(THE DATA begins)

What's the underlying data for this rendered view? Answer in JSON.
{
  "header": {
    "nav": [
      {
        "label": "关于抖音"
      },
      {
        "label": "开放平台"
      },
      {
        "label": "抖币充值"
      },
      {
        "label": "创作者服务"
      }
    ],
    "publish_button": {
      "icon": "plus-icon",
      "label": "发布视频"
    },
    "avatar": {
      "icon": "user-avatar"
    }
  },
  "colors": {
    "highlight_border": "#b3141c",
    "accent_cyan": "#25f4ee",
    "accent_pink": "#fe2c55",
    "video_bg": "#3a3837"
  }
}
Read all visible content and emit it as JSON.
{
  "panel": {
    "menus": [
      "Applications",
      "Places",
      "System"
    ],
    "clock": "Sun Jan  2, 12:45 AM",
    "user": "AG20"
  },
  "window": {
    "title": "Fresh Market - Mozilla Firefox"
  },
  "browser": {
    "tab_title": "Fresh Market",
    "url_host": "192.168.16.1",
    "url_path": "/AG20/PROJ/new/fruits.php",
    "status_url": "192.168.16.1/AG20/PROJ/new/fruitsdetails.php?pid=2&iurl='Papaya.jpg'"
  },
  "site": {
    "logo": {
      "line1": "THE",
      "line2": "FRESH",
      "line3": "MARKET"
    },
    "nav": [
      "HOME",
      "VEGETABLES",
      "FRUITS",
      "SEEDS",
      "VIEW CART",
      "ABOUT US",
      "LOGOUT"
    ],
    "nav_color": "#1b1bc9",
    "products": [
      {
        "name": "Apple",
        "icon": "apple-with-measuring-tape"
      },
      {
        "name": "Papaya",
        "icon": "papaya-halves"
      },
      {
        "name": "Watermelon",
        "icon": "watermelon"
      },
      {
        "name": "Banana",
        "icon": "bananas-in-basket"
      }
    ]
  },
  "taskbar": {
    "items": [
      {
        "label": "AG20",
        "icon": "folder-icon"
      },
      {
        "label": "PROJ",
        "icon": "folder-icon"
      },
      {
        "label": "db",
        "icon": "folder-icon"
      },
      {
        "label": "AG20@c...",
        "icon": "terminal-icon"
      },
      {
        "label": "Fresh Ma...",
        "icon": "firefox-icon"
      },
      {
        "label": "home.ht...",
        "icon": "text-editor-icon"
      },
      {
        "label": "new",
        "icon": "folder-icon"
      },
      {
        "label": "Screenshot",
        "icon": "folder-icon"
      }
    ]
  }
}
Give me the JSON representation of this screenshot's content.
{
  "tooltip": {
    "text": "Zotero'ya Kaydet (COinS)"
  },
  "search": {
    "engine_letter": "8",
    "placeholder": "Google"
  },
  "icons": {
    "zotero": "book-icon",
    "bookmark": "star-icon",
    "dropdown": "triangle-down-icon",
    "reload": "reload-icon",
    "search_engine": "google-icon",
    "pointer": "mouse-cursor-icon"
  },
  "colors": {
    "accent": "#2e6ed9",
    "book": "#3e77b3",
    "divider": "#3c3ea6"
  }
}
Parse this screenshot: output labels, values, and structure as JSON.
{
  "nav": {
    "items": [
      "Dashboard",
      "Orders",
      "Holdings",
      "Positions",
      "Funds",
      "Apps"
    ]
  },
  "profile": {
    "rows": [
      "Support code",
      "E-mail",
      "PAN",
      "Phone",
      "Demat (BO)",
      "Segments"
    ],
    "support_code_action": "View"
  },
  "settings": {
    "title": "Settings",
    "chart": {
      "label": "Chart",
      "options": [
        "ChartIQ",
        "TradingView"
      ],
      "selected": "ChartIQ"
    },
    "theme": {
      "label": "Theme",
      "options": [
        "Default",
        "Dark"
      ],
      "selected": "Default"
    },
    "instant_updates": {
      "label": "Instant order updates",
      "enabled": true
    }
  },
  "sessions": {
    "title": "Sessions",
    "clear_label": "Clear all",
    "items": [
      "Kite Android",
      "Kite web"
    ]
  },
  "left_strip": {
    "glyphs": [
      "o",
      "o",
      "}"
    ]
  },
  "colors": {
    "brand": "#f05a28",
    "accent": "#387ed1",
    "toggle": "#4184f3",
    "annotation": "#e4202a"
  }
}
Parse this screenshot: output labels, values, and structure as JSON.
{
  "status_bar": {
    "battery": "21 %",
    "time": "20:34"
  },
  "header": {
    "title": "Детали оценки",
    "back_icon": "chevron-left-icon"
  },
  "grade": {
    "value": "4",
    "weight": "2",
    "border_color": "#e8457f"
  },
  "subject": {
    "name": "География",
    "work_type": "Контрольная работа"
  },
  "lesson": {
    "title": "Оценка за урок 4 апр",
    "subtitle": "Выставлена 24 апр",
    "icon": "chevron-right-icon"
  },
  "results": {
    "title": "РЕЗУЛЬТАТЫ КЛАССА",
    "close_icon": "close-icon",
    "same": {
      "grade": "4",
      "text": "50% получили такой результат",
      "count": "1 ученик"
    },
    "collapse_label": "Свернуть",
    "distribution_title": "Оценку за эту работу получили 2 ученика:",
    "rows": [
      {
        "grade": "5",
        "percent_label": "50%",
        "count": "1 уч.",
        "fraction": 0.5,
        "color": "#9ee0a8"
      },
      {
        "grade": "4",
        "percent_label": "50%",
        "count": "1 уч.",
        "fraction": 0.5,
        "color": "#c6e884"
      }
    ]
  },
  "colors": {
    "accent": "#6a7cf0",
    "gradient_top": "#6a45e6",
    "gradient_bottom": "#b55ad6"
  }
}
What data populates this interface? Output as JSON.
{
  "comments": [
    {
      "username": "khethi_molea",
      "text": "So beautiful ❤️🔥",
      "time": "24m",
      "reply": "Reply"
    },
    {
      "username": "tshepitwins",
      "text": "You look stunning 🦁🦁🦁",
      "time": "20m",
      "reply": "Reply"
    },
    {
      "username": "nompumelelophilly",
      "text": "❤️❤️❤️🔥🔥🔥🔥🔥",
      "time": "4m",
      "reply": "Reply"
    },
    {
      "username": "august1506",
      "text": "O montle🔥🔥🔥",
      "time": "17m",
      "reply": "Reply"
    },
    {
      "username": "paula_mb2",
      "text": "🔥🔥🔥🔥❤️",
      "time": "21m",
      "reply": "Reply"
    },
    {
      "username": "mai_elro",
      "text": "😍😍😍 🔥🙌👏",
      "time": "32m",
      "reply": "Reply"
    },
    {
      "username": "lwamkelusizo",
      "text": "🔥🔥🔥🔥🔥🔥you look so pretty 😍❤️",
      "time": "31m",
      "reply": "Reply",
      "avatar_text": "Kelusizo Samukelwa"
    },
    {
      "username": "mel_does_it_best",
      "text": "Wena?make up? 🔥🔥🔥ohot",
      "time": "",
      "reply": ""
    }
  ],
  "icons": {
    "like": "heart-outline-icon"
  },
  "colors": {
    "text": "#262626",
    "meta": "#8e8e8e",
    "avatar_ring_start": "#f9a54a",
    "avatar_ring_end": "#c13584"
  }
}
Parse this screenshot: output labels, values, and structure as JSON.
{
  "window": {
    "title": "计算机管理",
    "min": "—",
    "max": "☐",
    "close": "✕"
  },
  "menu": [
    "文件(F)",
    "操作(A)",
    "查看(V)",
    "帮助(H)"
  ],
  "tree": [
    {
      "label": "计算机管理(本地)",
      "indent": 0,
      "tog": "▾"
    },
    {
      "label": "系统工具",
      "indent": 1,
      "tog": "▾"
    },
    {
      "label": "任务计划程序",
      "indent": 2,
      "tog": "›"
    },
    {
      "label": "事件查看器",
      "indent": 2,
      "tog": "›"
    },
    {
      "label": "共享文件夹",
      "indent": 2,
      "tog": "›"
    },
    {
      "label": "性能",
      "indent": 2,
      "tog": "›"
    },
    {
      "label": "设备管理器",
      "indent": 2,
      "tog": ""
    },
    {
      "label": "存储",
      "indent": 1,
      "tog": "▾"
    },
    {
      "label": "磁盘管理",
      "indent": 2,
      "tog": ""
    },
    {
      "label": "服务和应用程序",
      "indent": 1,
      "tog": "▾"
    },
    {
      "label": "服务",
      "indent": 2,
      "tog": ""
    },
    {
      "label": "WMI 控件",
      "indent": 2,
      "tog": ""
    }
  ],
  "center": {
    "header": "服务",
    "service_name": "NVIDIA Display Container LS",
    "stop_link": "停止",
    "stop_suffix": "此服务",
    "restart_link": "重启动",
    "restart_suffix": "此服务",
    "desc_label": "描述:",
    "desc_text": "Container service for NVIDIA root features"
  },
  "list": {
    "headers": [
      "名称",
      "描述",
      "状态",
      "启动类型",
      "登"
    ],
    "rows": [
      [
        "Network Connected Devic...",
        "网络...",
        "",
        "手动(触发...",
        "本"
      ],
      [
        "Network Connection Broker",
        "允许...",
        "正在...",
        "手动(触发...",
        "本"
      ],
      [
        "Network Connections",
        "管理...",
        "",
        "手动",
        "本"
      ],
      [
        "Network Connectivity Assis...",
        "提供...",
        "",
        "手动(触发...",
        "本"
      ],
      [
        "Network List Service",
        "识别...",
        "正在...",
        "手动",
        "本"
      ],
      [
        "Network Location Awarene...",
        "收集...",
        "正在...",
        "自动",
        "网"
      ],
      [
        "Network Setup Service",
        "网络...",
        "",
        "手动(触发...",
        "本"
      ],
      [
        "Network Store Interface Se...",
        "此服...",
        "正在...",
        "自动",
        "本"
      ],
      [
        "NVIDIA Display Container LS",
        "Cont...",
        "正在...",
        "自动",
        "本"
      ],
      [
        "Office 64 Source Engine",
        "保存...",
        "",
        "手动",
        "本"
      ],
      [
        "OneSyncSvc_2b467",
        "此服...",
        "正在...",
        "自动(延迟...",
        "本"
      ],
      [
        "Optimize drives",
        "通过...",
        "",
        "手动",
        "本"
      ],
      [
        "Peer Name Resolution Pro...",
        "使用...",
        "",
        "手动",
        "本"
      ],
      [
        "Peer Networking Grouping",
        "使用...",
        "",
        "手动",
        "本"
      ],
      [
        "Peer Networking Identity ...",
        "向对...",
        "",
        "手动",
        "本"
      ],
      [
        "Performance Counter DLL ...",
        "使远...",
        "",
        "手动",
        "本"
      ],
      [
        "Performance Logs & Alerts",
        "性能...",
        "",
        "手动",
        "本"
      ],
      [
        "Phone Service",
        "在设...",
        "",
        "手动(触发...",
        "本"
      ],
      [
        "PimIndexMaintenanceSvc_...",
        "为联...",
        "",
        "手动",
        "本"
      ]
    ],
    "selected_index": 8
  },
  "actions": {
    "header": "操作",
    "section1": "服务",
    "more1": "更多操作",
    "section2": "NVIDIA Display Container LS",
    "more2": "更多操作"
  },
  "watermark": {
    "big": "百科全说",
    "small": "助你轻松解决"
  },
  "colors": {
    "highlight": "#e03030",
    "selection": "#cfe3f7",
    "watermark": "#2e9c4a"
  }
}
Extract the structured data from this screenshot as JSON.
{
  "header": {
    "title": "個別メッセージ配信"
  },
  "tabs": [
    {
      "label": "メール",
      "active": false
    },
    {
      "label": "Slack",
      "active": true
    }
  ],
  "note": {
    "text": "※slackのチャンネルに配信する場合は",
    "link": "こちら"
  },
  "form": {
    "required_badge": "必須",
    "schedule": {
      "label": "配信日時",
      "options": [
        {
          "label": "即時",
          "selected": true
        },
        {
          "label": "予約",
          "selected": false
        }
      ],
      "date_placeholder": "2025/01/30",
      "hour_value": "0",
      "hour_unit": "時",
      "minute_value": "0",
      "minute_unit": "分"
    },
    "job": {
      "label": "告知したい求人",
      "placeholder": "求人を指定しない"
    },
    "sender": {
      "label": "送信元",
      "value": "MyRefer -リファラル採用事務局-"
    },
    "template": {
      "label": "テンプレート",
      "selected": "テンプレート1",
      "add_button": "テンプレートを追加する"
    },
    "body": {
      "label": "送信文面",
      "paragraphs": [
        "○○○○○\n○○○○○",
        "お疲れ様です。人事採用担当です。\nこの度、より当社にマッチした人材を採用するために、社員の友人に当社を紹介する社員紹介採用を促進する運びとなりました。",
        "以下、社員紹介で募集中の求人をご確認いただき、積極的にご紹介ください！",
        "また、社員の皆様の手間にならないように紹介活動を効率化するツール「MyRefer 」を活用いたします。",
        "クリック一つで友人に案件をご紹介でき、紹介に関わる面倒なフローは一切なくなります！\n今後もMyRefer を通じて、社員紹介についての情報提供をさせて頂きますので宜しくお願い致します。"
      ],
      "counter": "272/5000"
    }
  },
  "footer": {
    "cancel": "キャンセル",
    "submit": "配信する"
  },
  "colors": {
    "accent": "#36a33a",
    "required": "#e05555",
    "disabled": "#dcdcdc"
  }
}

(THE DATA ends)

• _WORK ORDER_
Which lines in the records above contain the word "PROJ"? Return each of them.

• _EXERCISE RESPONSE_
    "url_path": "/AG20/PROJ/new/fruits.php",
    "status_url": "192.168.16.1/AG20/PROJ/new/fruitsdetails.php?pid=2&iurl='Papaya.jpg'"
        "label": "PROJ",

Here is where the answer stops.